On Thursday, the Senate Judiciary Committee unanimously approved a bill that would give the Attorney General, (Eric Holder) the right to shut down websites with a court order if copyright infringement is deemed “central to the activity” of the site — regardless if the website has actually committed a crime.
New York– Congress finally hammered out a bill on last Thursday (November 18), called the Combating Online Infringement and Counterfeits Act (COICA), which would empower the government to take action against websites offering unauthorized copyrighted or counterfeit content.
Last week Senate Judiciary Committee unanimously approved the bill, in which the Attorney General gains the right to shut down websites with a court order if copyright infringement is deemed “central to the activity” of the site.
The (COICA) basically gives the Attorney General option to seize and shut down websites … if they suspect wrongdoing. Several bloggers are calling it the industry’s “nuclear option” in their attempt to combat digital piracy, because it bypasses already placed laws, the legal process of suing, and a fair trial.
It’s the latest attempt by Hollywood, the music biz, and big media companies to fight back against file sharing, after losing billions of dollars over the last decade.
In addition bigger file-sharing websites, a few hip-hop websites have become targets, including popular audio/video blog OnSmash.com and online hip-hop community RapGodFathers.com.
At press time, when visiting both websites, you are greeted with an image that reads: “This domain name has been seized by ICE – Homeland Security Investigations.”
Example of government seizure message:
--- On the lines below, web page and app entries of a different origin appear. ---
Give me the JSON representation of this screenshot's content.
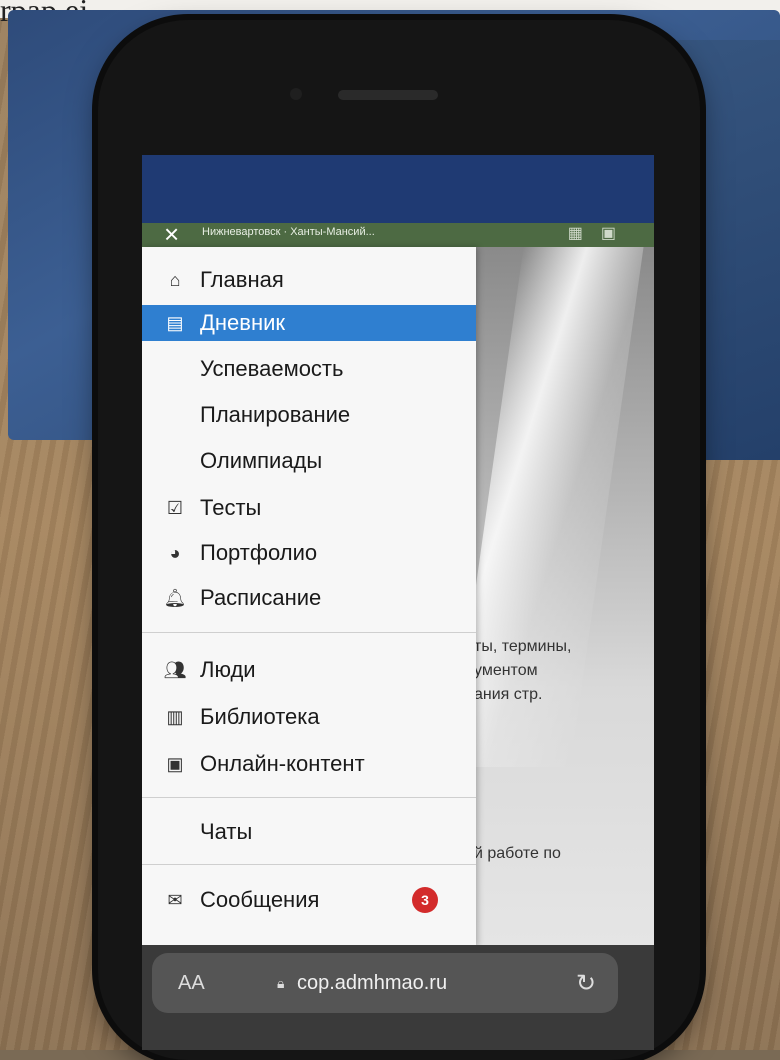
{
  "paper": {
    "text": "rpap ej"
  },
  "site_bar": {
    "title": "Нижневартовск · Ханты-Мансий..."
  },
  "menu": {
    "items": [
      {
        "label": "Главная",
        "icon": "home-icon"
      },
      {
        "label": "Дневник",
        "icon": "diary-icon",
        "active": true
      },
      {
        "label": "Успеваемость"
      },
      {
        "label": "Планирование"
      },
      {
        "label": "Олимпиады"
      },
      {
        "label": "Тесты",
        "icon": "checkbox-icon"
      },
      {
        "label": "Портфолио",
        "icon": "pie-chart-icon"
      },
      {
        "label": "Расписание",
        "icon": "bell-icon"
      },
      {
        "label": "Люди",
        "icon": "people-icon"
      },
      {
        "label": "Библиотека",
        "icon": "library-icon"
      },
      {
        "label": "Онлайн-контент",
        "icon": "online-content-icon"
      },
      {
        "label": "Чаты"
      },
      {
        "label": "Сообщения",
        "icon": "envelope-icon",
        "badge": "3"
      }
    ]
  },
  "content": {
    "lines": [
      "ты, термины,",
      "ументом",
      "ания стр."
    ],
    "line2": "й работе по"
  },
  "browser": {
    "text_size": "AA",
    "url": "cop.admhmao.ru"
  },
  "accent_color": "#2f7fd0",
  "badge_color": "#d32b2b"
}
The content companies have tried suing college students. They’ve tried suing internet startups. Now they want the federal government to act as their private security agents, policing the internet for suspected pirates before making them walk the digital plank.
Dajaz 1, aka Splash of OnSmash.com, wasn’t even aware of what was going on apparently. In a series of tweets (@Splash_Dajaz1), he expressed his outrage over the situation, following his first assumption that it was the work of hackers.
“Um hackers… Applaud yourselves. You’ve done good. At least it was your dumb asses & not them boys,” he wrote on Thanksgiving afternoon. “My site goes down & I get more followers today than I ever did. Hackers staying closer or the employees from the feds. FML either way..”
He later tried to rationalize the reasoning behind the seizure, breaking down the process of the site’s staff posting music. “Hackers steal music & sell it to certain sites then the sites tag it & post it. I then get the untagged & post it so becuz I post the untagged too quickly, I mess up the $ 4 the hackers & the sites that pay for music. So erase Splash! if that’s truly the case then why do that to onsmash & rapgodfather ?” Splash asked.